START SOURCE MATERIAL

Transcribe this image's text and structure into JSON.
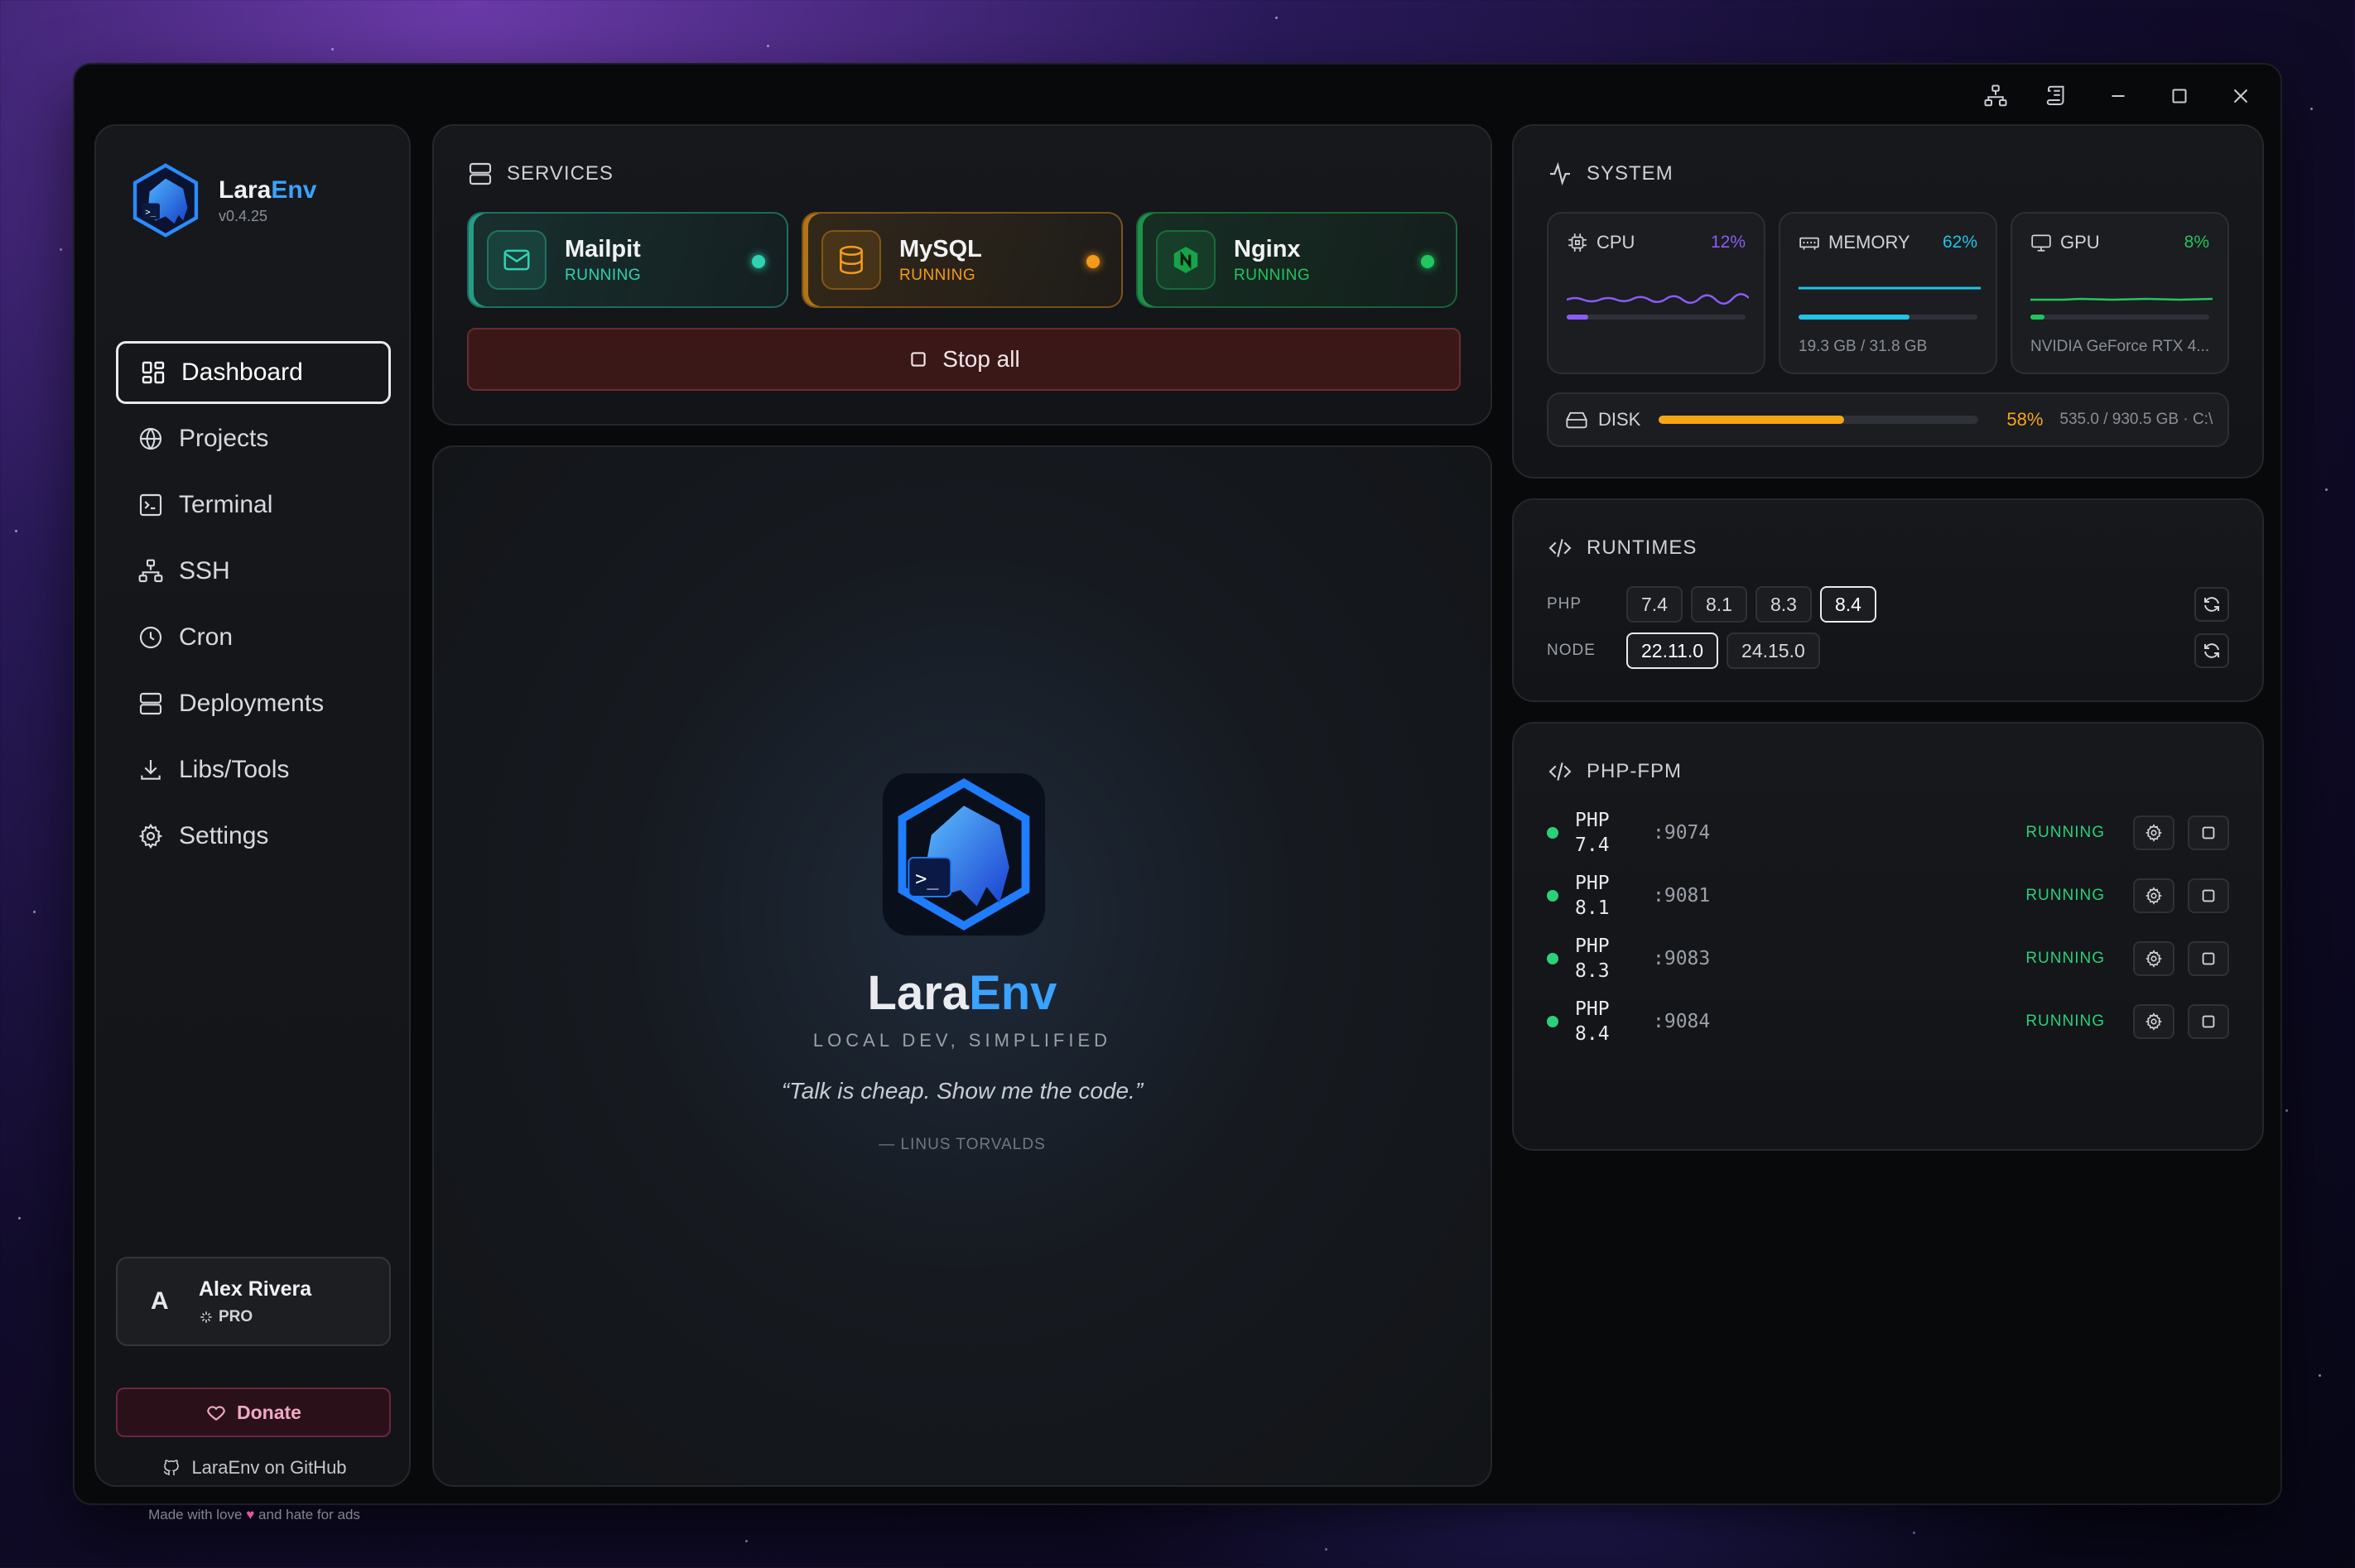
{
  "app": {
    "name_a": "Lara",
    "name_b": "Env",
    "version": "v0.4.25"
  },
  "sidebar": {
    "items": [
      {
        "label": "Dashboard",
        "icon": "dashboard-icon",
        "active": true
      },
      {
        "label": "Projects",
        "icon": "globe-icon"
      },
      {
        "label": "Terminal",
        "icon": "terminal-icon"
      },
      {
        "label": "SSH",
        "icon": "network-icon"
      },
      {
        "label": "Cron",
        "icon": "clock-icon"
      },
      {
        "label": "Deployments",
        "icon": "server-icon"
      },
      {
        "label": "Libs/Tools",
        "icon": "download-icon"
      },
      {
        "label": "Settings",
        "icon": "gear-icon"
      }
    ],
    "user": {
      "initial": "A",
      "name": "Alex Rivera",
      "plan": "PRO"
    },
    "donate": "Donate",
    "github": "LaraEnv on GitHub",
    "made_a": "Made with love",
    "made_b": "and hate for ads"
  },
  "services": {
    "title": "SERVICES",
    "items": [
      {
        "name": "Mailpit",
        "status": "RUNNING",
        "color": "#2fd3b3"
      },
      {
        "name": "MySQL",
        "status": "RUNNING",
        "color": "#f59b1a"
      },
      {
        "name": "Nginx",
        "status": "RUNNING",
        "color": "#22c55e"
      }
    ],
    "stop_all": "Stop all"
  },
  "hero": {
    "title_a": "Lara",
    "title_b": "Env",
    "tagline": "LOCAL DEV, SIMPLIFIED",
    "quote": "“Talk is cheap. Show me the code.”",
    "author": "— LINUS TORVALDS"
  },
  "system": {
    "title": "SYSTEM",
    "cpu": {
      "label": "CPU",
      "pct": "12%",
      "value": 0.12,
      "color": "#8b5cf6"
    },
    "memory": {
      "label": "MEMORY",
      "pct": "62%",
      "value": 0.62,
      "sub": "19.3 GB / 31.8 GB",
      "color": "#22c3e6"
    },
    "gpu": {
      "label": "GPU",
      "pct": "8%",
      "value": 0.08,
      "sub": "NVIDIA GeForce RTX 4...",
      "color": "#22c55e"
    },
    "disk": {
      "label": "DISK",
      "pct": "58%",
      "value": 0.58,
      "size": "535.0 / 930.5 GB · C:\\"
    }
  },
  "runtimes": {
    "title": "RUNTIMES",
    "php": {
      "label": "PHP",
      "versions": [
        "7.4",
        "8.1",
        "8.3",
        "8.4"
      ],
      "selected": "8.4"
    },
    "node": {
      "label": "NODE",
      "versions": [
        "22.11.0",
        "24.15.0"
      ],
      "selected": "22.11.0"
    }
  },
  "fpm": {
    "title": "PHP-FPM",
    "rows": [
      {
        "version": "PHP\n7.4",
        "port": ":9074",
        "status": "RUNNING"
      },
      {
        "version": "PHP\n8.1",
        "port": ":9081",
        "status": "RUNNING"
      },
      {
        "version": "PHP\n8.3",
        "port": ":9083",
        "status": "RUNNING"
      },
      {
        "version": "PHP\n8.4",
        "port": ":9084",
        "status": "RUNNING"
      }
    ]
  }
}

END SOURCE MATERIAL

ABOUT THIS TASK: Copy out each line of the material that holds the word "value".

SOLUTION:
      "value": 0.12,
      "value": 0.62,
      "value": 0.08,
      "value": 0.58,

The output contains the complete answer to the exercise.